**Problem to solve**
Write every line of the following listing exactly as it reads.

**Records for this exercise**
# # #
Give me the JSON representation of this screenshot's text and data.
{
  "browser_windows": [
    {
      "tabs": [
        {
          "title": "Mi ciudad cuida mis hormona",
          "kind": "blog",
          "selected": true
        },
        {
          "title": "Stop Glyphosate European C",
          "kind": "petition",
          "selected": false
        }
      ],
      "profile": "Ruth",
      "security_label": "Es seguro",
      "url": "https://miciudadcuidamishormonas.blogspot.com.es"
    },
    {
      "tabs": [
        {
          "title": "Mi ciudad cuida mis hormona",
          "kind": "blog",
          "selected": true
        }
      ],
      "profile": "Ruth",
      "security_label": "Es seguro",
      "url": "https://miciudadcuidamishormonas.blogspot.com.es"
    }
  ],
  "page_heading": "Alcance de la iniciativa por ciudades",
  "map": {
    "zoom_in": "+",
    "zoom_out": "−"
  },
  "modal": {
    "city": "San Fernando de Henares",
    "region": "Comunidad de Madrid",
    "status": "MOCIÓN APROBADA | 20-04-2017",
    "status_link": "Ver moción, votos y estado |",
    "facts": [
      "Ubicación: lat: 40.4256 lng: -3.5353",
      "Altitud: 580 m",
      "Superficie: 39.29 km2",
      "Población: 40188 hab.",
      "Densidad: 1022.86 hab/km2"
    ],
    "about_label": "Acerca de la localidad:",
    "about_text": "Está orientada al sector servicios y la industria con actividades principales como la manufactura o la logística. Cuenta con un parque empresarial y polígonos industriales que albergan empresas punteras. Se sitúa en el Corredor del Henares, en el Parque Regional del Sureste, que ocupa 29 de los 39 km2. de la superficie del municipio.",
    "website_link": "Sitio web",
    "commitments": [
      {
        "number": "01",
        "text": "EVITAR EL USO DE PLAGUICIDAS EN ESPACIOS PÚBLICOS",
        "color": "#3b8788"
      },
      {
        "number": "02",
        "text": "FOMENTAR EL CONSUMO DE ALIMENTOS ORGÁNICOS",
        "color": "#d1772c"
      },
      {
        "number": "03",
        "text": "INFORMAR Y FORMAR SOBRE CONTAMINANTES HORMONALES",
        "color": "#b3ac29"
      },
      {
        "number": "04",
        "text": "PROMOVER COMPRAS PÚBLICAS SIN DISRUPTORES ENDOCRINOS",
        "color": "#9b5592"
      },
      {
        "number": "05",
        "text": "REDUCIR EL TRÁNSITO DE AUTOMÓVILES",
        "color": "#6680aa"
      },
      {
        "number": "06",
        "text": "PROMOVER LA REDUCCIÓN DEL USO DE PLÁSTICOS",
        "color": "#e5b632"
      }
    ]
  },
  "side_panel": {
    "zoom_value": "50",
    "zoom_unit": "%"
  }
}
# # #
**Expected answer**
Give me the JSON representation of this screenshot's text and data.
{
  "browser_windows": [
    {
      "tabs": [
        {
          "title": "Mi ciudad cuida mis hormona",
          "kind": "blog",
          "selected": true
        },
        {
          "title": "Stop Glyphosate European C",
          "kind": "petition",
          "selected": false
        }
      ],
      "profile": "Ruth",
      "security_label": "Es seguro",
      "url": "https://miciudadcuidamishormonas.blogspot.com.es"
    },
    {
      "tabs": [
        {
          "title": "Mi ciudad cuida mis hormona",
          "kind": "blog",
          "selected": true
        }
      ],
      "profile": "Ruth",
      "security_label": "Es seguro",
      "url": "https://miciudadcuidamishormonas.blogspot.com.es"
    }
  ],
  "page_heading": "Alcance de la iniciativa por ciudades",
  "map": {
    "zoom_in": "+",
    "zoom_out": "−"
  },
  "modal": {
    "city": "San Fernando de Henares",
    "region": "Comunidad de Madrid",
    "status": "MOCIÓN APROBADA | 20-04-2017",
    "status_link": "Ver moción, votos y estado |",
    "facts": [
      "Ubicación: lat: 40.4256 lng: -3.5353",
      "Altitud: 580 m",
      "Superficie: 39.29 km2",
      "Población: 40188 hab.",
      "Densidad: 1022.86 hab/km2"
    ],
    "about_label": "Acerca de la localidad:",
    "about_text": "Está orientada al sector servicios y la industria con actividades principales como la manufactura o la logística. Cuenta con un parque empresarial y polígonos industriales que albergan empresas punteras. Se sitúa en el Corredor del Henares, en el Parque Regional del Sureste, que ocupa 29 de los 39 km2. de la superficie del municipio.",
    "website_link": "Sitio web",
    "commitments": [
      {
        "number": "01",
        "text": "EVITAR EL USO DE PLAGUICIDAS EN ESPACIOS PÚBLICOS",
        "color": "#3b8788"
      },
      {
        "number": "02",
        "text": "FOMENTAR EL CONSUMO DE ALIMENTOS ORGÁNICOS",
        "color": "#d1772c"
      },
      {
        "number": "03",
        "text": "INFORMAR Y FORMAR SOBRE CONTAMINANTES HORMONALES",
        "color": "#b3ac29"
      },
      {
        "number": "04",
        "text": "PROMOVER COMPRAS PÚBLICAS SIN DISRUPTORES ENDOCRINOS",
        "color": "#9b5592"
      },
      {
        "number": "05",
        "text": "REDUCIR EL TRÁNSITO DE AUTOMÓVILES",
        "color": "#6680aa"
      },
      {
        "number": "06",
        "text": "PROMOVER LA REDUCCIÓN DEL USO DE PLÁSTICOS",
        "color": "#e5b632"
      }
    ]
  },
  "side_panel": {
    "zoom_value": "50",
    "zoom_unit": "%"
  }
}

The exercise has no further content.